Is Yahoo CEO Marissa Mayer setting a terrible example by not planning to take all the maternity leave her employer allows or is she simply doing what she feels is right for her? The question has been widely, and often hotly, debated by women since Mayer announced she is expecting twins.
On LinkedIn, Caroline Fairchild is unhappy with Mayer’s decision to take only a two-week maternity leave, arguing that it sets a bad precedent. “Mayer’s failure to acknowledge that such a short maternity leave is uncommon for working women is where I think she went wrong,” she writes. “This sends a signal to her colleagues as well as expecting moms everywhere that if you also have a “healthy and uncomplicated” pregnancy, two weeks away is just fine. It also sends a signal to young female professionals that if you want to take more than two weeks off when you have a kid, perhaps the C-Suite isn’t for you.”
Similarly, Joanna Venditti of BabyCenter.com asks, “Although Mayer recently extended maternity and paternity leave for the employees of Yahoo, what message is Mayer sending to her employees by not taking the allotted time off herself?”
Writes Ellen Bravo, executive director of Family Values @ Work, for Time, “Yahoo gives 16 weeks paid to biological mothers, eight to fathers and adoptive or foster parents. How many in senior positions will feel comfortable taking the full time if the top company mom takes so little? There’s a real danger that those who take the leave allowed on paper will be looked at as less committed and dedicated — and less competent at time management.”
“Back off” CNN.com’s Mel Robbins tells Mayer’s critics. “I can’t slam her decision, however it ends up. As far as I’m concerned, the length of your maternity and paternity leave are deeply personal choices. Mayer’s not sending a message, she’s just living her life—in her case one that includes having twins and running a Fortune 500 company.

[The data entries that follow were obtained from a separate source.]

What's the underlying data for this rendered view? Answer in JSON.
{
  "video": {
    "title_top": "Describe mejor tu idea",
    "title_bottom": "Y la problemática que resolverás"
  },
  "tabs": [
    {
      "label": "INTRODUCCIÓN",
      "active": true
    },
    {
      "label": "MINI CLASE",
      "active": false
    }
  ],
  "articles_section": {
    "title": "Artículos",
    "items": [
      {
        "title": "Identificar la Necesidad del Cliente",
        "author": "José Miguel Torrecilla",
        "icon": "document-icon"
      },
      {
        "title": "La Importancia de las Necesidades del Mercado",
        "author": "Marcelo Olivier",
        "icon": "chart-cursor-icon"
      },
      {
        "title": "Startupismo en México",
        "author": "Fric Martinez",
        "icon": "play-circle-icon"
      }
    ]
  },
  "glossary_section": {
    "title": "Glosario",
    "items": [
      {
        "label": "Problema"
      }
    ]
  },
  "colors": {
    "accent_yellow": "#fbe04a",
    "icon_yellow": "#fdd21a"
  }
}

If you want to take a message from her example, there is more than one: You can be dedicated to work and family, and you should do what’s right for you.”
And when a male CEOs takes leave when his children are born, why isn’t that announced and publicly discussed as Mayer’s pregnancy has been, Karlin Lillington asks in The Irish Times. “Clearly, we have a too often discreetly hidden governance issue that raises important questions about how people will effectively run companies–companies that are major employers, have armies of expectant shareholders, and a significant place in the global economy,” she writes. “I speak of none other than the—let’s be honest, shocking—fact that the public, as well as shareholders and investors, are routinely left without any knowledge of the impending fatherhood of the men running these tech goliaths.”
Is Marissa Mayer doing other women a disservice or is setting a positive example by doing what she thinks is best? Share your opinions on GlassCeiling.com.